[Website and app data records]
* * *

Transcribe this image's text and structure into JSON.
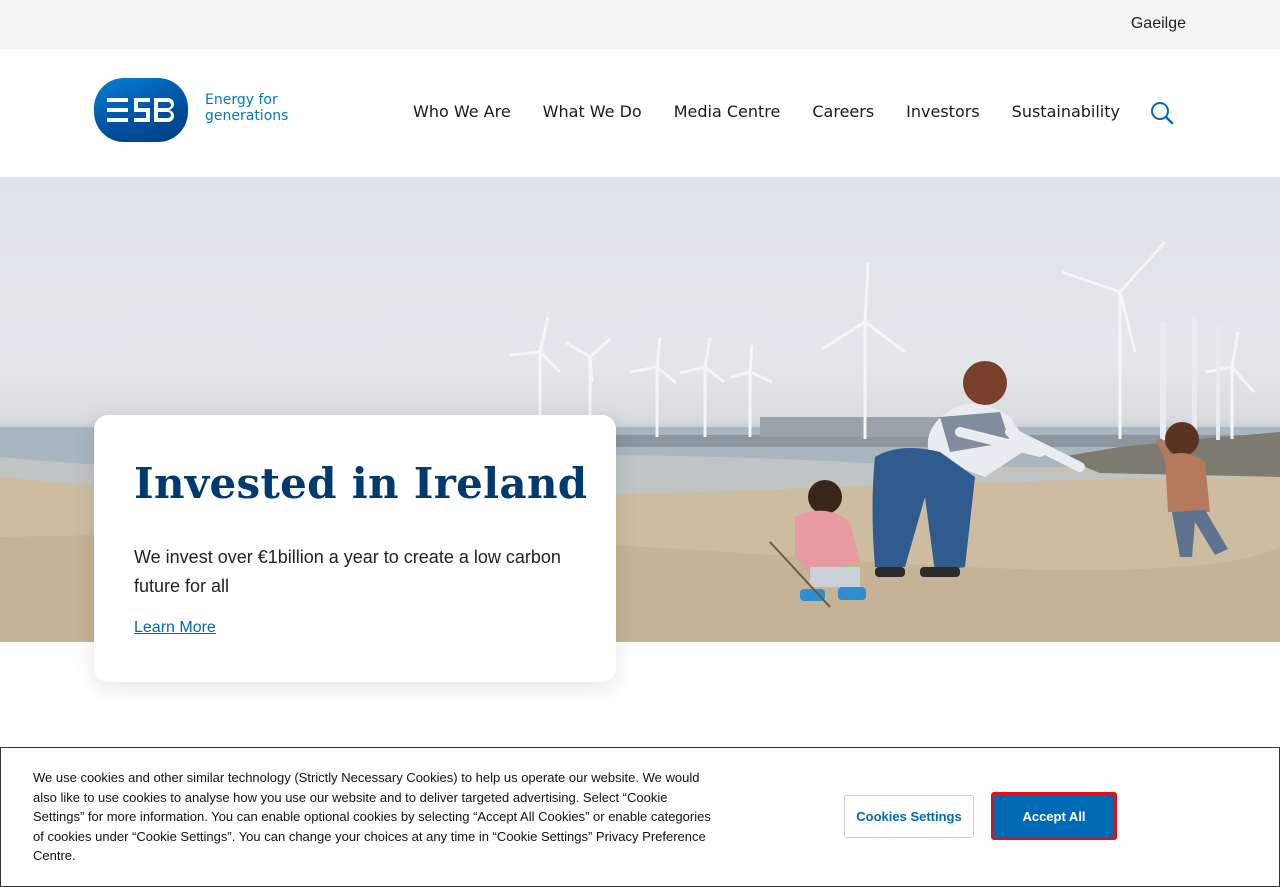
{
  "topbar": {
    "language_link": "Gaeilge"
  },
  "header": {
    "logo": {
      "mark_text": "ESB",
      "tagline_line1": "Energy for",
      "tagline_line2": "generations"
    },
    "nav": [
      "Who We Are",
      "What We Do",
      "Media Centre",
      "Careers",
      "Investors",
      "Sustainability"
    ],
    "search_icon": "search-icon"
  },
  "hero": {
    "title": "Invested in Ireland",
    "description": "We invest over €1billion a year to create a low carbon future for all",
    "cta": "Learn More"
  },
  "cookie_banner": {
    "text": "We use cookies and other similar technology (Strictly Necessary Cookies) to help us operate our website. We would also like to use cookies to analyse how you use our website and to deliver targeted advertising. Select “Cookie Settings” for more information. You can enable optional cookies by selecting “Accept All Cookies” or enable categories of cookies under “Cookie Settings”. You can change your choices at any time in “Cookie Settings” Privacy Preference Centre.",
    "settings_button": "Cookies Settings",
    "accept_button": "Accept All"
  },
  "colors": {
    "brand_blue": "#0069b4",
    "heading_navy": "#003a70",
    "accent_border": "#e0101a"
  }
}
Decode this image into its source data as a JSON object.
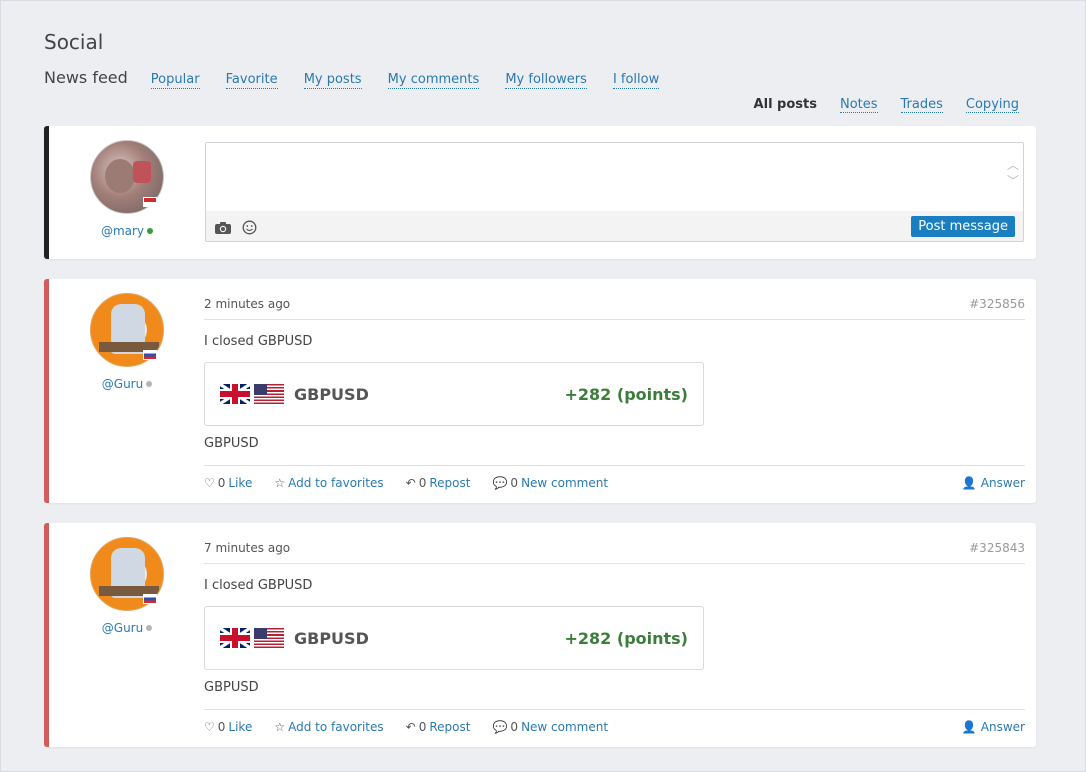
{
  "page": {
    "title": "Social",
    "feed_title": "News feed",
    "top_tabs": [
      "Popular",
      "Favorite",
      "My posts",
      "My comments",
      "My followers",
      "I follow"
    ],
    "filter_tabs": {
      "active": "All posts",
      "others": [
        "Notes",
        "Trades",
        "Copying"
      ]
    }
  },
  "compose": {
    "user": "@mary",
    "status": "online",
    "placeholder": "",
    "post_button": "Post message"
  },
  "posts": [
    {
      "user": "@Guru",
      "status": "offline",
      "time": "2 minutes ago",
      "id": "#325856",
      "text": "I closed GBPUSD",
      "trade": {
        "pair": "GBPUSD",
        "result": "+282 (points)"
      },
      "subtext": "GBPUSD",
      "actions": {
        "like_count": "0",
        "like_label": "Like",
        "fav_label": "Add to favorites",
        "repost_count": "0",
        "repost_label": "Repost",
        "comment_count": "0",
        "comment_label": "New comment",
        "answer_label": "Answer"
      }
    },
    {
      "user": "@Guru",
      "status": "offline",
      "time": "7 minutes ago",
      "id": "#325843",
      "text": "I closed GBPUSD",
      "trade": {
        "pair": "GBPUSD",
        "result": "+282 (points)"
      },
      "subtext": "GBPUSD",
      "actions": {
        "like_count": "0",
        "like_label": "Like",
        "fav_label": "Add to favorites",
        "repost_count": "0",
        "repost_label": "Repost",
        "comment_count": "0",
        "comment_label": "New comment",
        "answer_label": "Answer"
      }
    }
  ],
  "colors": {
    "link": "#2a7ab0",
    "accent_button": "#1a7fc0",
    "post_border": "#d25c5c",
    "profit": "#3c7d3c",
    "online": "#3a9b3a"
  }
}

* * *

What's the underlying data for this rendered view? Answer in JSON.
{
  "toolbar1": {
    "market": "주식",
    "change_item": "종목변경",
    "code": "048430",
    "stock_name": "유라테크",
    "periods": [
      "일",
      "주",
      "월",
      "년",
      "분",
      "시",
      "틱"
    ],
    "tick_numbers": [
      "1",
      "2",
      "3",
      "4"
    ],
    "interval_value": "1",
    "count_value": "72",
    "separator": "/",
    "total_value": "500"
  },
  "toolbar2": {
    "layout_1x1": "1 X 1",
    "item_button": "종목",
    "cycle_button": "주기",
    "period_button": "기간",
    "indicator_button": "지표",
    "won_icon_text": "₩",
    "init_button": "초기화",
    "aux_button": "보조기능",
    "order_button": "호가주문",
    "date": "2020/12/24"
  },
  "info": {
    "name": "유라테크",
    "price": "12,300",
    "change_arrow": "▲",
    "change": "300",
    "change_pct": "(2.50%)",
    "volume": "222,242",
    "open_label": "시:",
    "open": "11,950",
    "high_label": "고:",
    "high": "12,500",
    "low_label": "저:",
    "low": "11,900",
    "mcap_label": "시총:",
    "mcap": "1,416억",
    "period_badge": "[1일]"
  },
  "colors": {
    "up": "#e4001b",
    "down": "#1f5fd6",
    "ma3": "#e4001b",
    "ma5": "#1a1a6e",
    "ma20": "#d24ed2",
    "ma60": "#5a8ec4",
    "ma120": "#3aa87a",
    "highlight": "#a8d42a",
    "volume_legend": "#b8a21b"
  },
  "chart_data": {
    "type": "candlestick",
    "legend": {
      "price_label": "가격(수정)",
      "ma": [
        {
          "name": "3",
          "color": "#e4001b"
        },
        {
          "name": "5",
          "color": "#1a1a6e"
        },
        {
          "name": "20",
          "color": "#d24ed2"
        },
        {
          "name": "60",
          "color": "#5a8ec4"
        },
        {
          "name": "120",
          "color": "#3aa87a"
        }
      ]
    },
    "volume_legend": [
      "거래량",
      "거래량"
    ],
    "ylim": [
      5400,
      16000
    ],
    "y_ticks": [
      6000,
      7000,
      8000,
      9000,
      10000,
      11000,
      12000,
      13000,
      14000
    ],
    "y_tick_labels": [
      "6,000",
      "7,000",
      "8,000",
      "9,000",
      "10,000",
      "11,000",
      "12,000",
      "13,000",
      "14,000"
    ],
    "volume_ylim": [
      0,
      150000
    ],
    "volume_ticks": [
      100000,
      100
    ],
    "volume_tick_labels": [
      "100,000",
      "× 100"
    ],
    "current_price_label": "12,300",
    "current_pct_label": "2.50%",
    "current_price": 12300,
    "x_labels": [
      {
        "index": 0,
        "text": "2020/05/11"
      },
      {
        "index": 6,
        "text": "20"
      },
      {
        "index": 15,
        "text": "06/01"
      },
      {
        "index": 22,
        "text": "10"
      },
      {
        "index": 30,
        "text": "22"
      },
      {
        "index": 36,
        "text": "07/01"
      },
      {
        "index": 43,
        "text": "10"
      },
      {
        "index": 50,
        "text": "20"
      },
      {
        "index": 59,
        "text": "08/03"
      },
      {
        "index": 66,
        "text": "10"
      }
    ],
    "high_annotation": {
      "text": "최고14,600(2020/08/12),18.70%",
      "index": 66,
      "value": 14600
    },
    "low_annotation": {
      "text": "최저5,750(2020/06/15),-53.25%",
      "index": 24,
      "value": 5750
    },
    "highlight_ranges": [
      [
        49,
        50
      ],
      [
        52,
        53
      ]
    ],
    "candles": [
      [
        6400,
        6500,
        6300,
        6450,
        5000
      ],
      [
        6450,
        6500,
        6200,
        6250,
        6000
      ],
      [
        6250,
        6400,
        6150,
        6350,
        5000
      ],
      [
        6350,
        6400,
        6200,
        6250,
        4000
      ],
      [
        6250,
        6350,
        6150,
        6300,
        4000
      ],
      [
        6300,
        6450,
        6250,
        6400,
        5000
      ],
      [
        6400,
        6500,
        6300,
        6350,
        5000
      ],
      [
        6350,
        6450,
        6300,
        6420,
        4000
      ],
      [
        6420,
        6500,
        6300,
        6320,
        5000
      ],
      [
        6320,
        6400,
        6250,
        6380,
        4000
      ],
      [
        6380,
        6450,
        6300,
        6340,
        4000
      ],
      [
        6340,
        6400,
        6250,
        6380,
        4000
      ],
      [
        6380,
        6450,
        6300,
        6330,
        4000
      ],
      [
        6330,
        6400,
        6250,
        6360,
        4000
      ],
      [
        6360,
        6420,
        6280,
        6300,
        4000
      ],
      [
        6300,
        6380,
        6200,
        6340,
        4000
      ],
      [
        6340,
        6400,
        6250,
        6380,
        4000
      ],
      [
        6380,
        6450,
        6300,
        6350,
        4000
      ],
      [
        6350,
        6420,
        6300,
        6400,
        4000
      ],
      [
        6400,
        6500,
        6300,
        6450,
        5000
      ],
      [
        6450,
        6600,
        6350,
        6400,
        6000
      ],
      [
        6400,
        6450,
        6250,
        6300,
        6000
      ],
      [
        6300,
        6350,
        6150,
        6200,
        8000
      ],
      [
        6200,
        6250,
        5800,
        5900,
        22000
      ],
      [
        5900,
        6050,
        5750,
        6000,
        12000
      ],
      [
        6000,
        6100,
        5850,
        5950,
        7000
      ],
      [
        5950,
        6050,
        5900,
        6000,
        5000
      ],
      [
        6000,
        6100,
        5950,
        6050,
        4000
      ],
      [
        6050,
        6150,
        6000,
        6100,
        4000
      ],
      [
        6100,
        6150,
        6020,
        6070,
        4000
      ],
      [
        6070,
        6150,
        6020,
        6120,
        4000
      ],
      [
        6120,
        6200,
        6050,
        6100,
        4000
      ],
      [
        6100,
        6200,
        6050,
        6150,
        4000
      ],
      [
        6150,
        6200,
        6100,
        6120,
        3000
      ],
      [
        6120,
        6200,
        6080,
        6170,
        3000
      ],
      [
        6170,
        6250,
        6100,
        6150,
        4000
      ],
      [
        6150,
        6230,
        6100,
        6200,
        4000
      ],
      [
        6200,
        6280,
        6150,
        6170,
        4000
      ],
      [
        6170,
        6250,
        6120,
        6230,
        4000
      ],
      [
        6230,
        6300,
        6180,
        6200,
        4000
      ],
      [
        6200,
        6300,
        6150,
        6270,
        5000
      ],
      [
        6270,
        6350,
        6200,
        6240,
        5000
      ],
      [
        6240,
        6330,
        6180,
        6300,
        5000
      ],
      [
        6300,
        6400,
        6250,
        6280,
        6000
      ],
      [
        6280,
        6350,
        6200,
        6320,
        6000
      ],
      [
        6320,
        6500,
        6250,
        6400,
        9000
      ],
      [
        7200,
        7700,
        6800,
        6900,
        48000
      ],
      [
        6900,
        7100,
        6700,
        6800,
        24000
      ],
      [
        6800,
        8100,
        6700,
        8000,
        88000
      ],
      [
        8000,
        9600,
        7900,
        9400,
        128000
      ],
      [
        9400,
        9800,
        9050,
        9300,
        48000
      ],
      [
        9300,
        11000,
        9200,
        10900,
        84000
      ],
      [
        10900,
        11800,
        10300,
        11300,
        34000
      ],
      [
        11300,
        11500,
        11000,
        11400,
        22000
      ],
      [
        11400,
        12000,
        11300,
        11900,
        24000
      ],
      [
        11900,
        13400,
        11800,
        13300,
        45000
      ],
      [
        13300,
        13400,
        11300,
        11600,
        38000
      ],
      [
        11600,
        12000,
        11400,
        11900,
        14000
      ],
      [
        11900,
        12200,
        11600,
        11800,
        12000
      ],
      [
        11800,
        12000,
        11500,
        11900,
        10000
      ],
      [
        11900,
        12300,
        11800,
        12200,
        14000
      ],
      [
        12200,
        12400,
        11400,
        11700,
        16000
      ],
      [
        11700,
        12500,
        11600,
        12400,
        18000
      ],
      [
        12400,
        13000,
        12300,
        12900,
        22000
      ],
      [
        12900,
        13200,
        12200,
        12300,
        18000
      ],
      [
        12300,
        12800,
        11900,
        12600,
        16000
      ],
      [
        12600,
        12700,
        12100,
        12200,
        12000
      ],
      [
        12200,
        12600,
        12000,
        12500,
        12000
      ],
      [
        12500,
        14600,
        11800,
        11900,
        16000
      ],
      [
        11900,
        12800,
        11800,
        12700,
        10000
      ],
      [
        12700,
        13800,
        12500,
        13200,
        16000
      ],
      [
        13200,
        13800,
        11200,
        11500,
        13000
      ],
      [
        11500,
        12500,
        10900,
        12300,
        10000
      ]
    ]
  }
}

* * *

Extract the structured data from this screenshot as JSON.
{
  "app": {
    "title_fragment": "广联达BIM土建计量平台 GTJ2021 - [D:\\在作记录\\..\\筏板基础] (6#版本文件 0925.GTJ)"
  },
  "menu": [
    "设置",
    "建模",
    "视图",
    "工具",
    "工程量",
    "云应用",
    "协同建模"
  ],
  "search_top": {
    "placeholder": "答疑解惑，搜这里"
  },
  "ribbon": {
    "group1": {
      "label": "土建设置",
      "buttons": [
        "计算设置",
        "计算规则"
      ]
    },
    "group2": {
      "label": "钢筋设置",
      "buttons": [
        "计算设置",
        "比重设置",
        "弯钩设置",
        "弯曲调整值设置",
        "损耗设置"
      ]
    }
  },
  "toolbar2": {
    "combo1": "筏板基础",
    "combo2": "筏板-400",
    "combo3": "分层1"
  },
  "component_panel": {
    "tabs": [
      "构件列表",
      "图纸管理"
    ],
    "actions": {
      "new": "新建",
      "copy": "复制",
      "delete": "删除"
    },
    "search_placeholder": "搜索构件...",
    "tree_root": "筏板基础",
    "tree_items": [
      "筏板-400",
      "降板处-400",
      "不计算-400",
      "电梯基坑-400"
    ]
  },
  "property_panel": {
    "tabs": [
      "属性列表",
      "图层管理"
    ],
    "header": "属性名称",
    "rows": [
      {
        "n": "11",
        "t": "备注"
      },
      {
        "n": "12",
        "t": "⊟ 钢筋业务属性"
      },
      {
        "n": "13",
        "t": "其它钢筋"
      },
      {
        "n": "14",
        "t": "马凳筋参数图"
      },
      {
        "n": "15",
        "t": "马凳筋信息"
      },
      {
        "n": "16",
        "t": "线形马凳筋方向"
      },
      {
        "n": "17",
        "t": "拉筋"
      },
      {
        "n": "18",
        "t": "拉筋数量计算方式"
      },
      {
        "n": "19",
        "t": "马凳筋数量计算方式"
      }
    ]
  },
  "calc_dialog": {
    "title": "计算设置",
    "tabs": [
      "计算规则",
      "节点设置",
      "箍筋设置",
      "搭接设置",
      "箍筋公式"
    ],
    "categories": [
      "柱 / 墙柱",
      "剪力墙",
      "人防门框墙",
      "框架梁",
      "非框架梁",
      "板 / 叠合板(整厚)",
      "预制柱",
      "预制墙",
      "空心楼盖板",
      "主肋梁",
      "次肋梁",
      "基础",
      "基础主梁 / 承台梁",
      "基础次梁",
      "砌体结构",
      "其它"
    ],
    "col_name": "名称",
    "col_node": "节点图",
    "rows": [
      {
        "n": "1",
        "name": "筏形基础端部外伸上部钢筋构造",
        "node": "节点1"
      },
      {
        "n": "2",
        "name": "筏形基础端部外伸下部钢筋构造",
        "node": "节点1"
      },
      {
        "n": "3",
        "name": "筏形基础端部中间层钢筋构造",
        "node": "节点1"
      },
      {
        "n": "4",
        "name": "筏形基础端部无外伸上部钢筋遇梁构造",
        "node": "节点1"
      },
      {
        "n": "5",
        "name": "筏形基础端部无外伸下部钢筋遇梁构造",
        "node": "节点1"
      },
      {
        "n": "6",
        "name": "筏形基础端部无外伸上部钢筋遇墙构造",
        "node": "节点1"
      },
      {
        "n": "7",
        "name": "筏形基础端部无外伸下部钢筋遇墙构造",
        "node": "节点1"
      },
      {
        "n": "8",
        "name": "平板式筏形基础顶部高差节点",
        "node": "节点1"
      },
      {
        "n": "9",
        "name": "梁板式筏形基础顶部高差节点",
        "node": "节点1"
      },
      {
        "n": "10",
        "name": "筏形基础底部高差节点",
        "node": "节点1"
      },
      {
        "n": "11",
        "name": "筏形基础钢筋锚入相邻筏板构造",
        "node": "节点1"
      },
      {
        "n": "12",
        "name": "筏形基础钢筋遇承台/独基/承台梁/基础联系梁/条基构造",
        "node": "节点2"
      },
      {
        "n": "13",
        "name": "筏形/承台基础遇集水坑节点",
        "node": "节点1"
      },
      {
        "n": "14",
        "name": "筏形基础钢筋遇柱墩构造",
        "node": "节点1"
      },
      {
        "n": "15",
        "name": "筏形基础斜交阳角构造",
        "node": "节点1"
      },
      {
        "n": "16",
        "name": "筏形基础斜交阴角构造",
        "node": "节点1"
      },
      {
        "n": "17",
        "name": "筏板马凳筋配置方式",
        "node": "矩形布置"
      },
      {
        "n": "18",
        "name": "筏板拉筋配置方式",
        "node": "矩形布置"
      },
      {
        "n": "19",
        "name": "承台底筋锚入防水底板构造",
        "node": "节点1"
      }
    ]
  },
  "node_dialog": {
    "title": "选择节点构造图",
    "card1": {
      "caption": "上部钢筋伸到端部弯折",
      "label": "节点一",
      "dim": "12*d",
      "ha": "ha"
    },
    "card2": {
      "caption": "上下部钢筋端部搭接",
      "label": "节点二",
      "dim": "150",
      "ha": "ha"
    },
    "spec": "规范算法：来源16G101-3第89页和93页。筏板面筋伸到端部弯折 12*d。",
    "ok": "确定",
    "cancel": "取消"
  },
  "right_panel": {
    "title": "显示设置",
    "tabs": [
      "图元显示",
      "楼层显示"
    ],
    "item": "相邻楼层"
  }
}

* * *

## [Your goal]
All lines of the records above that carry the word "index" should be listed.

## [Answer to this task]
        "index": 0,
        "index": 6,
        "index": 15,
        "index": 22,
        "index": 30,
        "index": 36,
        "index": 43,
        "index": 50,
        "index": 59,
        "index": 66,
      "index": 66,
      "index": 24,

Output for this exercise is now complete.